I was this close (imagine me holding thumb and forefinger at 1 mm distance from each other) to yelling at my graduate student. What he gave me with the words, “I am really proud of this manuscript,” was a completely unedited pile of $hit. He’s a fourth-year student, not a newbie. There were so, sooooo many typos (and an astonishing number of different misspellings of a crucial term), so many instances of subject-verb disagreement, so many missing commas… (I already complained about the nonexisting definite articles.)
His explanation? It’s the software’s fault. He was using some software (?!) that supposedly tracked and corrected all typos, and now it’s the software’s fault.
Bull$hit. It’s your fault.
Public service announcement:
There is no substitute for printing out your manuscript in a single-column, double-spaced format, sitting down without distractions, and carefully proofreading it, line by line — like I do ad nauseam, even though it shortens my lifespan (silver lining: it produces blog fodder). Then enter the corrections, print the corrected manuscript out, and f*ckin’ do it again. Repeat until you cannot find any more typos yourself. Only then should you consider wasting your advisor’s time with it.
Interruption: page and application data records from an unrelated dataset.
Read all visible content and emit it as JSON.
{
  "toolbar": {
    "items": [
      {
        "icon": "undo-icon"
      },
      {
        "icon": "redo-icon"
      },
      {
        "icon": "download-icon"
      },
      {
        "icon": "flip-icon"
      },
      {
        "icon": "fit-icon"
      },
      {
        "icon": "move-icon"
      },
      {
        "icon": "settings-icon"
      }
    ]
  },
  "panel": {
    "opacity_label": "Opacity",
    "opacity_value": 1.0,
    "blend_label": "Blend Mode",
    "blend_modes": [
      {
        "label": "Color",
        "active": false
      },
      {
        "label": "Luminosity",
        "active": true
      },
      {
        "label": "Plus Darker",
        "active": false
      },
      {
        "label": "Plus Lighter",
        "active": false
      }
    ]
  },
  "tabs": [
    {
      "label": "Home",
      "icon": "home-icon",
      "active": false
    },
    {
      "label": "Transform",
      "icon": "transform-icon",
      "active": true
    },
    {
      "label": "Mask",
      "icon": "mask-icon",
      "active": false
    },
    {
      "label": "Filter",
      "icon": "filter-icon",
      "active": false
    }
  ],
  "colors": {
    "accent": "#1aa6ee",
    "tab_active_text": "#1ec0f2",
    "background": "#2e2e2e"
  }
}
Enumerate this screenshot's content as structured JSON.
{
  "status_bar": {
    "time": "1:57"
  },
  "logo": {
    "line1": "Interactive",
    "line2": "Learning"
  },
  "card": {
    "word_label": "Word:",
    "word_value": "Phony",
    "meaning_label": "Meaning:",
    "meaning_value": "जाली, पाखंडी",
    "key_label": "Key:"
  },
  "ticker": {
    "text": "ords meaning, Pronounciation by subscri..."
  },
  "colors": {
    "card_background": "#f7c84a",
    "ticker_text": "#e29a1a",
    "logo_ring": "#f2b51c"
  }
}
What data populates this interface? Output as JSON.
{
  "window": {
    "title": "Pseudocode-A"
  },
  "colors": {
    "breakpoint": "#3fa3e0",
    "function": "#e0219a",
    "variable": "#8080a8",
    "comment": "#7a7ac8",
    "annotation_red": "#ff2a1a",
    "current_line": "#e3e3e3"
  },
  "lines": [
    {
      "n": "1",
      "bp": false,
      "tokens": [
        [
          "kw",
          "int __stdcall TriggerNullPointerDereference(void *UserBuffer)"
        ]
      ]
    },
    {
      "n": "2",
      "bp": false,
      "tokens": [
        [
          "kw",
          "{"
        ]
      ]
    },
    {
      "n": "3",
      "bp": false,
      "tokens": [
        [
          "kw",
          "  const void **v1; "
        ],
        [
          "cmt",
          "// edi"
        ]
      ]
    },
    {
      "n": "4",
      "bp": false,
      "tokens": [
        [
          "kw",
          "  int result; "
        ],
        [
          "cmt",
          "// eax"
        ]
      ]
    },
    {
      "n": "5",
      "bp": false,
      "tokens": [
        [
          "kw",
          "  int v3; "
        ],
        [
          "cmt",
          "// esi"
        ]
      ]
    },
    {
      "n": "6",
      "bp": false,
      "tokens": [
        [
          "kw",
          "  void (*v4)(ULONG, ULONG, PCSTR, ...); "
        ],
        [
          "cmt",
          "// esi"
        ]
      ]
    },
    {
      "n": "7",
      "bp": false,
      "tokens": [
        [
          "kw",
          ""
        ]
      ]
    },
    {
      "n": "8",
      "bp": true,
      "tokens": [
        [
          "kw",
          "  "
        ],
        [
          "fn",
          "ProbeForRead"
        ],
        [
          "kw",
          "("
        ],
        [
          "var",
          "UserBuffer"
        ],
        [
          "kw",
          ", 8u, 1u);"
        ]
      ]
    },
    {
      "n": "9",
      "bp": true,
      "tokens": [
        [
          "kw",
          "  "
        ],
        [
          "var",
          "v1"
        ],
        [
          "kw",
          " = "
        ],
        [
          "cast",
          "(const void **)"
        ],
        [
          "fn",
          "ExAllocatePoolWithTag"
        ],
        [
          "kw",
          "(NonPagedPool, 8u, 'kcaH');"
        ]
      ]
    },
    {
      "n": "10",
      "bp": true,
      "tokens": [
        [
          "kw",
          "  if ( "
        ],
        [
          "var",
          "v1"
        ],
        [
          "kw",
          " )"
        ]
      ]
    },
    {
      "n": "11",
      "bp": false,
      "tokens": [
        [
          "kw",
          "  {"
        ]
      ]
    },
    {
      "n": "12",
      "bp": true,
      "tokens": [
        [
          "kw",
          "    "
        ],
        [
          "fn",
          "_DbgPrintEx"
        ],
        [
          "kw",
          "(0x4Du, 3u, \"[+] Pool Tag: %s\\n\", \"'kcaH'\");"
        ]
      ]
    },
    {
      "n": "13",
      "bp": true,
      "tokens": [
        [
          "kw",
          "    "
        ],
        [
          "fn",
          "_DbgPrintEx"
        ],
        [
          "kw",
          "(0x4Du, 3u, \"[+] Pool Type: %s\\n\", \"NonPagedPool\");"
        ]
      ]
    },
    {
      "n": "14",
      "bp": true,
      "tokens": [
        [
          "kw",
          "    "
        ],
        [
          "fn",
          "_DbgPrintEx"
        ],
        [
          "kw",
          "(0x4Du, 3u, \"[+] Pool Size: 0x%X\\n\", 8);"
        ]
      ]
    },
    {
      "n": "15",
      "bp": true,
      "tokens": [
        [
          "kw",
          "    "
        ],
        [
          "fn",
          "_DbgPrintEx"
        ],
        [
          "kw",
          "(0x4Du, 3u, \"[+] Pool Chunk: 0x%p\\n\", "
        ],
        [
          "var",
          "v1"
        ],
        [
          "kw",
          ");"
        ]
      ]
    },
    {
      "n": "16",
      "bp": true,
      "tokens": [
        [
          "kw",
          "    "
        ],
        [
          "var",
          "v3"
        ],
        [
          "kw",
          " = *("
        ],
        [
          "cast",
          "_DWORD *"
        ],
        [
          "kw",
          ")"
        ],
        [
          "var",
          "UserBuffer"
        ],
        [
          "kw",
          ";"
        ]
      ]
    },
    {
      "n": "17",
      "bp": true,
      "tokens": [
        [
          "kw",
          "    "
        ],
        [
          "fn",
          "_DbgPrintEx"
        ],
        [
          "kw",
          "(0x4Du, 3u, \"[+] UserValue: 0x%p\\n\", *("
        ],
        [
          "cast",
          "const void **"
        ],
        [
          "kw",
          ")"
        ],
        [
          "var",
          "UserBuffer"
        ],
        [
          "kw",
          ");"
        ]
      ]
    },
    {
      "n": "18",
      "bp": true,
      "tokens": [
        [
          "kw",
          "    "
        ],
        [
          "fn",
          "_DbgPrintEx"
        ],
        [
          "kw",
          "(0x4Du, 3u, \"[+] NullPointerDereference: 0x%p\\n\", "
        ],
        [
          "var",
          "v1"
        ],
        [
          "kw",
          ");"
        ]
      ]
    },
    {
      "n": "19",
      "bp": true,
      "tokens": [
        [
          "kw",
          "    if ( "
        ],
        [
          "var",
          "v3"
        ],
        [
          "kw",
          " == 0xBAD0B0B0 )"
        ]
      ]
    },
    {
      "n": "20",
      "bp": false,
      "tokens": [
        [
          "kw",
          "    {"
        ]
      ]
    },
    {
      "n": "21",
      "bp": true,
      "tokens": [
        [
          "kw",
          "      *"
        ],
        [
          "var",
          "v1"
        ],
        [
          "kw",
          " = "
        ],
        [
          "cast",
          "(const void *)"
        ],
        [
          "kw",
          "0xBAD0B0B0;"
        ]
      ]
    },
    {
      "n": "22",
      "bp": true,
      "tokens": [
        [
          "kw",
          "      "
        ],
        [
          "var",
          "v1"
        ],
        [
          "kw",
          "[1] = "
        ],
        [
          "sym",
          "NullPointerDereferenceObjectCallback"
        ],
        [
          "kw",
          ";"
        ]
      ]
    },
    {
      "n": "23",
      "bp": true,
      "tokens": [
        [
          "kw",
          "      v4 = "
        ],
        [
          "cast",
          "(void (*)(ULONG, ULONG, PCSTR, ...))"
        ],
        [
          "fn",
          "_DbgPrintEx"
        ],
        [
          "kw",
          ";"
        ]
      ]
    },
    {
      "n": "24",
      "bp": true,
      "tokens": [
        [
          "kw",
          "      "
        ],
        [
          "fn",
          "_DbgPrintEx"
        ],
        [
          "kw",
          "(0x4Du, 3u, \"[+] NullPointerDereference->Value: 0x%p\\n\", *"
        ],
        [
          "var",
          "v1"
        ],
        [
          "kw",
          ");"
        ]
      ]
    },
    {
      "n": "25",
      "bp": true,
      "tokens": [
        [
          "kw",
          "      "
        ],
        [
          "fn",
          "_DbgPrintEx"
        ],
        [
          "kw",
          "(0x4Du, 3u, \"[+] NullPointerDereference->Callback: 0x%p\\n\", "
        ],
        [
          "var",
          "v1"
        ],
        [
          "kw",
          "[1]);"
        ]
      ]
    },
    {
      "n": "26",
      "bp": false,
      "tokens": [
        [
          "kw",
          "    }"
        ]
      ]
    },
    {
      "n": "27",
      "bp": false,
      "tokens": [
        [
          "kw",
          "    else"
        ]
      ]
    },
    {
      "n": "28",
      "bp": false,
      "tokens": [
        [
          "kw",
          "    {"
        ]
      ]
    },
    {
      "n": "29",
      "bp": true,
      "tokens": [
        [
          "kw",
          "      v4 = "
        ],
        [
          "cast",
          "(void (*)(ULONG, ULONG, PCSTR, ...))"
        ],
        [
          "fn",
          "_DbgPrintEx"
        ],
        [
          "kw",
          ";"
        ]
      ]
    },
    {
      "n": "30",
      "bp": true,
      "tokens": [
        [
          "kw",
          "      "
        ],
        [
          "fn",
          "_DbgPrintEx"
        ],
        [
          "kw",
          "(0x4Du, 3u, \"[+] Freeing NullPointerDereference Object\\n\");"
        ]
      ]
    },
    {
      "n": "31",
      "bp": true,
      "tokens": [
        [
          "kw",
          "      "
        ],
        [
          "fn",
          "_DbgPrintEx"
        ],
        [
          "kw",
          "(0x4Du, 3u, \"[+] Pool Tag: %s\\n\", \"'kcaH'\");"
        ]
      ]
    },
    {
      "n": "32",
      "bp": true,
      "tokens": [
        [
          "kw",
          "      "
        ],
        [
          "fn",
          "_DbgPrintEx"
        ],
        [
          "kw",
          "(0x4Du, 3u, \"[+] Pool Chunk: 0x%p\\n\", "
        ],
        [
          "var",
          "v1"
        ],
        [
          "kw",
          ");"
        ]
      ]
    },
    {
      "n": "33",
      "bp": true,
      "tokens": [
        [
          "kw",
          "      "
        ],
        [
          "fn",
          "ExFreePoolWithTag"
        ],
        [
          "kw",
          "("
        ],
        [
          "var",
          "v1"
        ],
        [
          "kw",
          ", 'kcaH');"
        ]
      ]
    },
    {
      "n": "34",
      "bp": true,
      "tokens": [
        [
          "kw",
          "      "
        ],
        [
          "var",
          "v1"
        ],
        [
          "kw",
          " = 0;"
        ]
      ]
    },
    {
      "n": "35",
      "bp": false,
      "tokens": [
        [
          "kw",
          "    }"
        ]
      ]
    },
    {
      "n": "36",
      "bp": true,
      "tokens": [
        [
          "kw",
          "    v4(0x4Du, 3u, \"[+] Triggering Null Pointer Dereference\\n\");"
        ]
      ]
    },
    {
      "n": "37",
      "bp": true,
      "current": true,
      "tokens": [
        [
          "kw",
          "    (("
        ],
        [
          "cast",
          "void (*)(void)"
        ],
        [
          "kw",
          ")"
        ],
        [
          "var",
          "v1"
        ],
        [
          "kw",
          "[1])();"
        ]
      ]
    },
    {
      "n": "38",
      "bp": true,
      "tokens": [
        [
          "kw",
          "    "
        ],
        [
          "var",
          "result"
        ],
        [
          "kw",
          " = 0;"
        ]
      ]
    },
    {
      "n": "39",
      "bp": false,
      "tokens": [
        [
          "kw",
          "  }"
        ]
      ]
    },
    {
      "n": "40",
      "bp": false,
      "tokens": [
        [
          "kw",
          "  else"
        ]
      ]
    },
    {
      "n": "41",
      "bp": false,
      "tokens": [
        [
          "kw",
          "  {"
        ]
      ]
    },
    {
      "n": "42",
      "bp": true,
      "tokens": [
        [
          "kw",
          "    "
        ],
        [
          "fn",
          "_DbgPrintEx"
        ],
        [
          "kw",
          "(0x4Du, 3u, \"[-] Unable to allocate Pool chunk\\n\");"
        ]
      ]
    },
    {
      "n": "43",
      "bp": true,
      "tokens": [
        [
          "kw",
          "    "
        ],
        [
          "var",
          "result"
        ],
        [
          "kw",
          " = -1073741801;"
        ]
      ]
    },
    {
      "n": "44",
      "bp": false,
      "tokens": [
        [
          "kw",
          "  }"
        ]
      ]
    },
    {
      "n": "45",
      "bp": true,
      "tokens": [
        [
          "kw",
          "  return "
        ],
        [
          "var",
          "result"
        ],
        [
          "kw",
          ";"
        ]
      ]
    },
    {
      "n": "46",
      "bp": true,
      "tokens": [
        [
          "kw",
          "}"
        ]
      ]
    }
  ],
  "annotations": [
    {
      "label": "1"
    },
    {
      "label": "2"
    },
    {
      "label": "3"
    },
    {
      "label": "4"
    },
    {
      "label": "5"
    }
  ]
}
(We have a deadline, which is why I have to finish this and can’t do additional back-and-forths with the student. But I am furious.)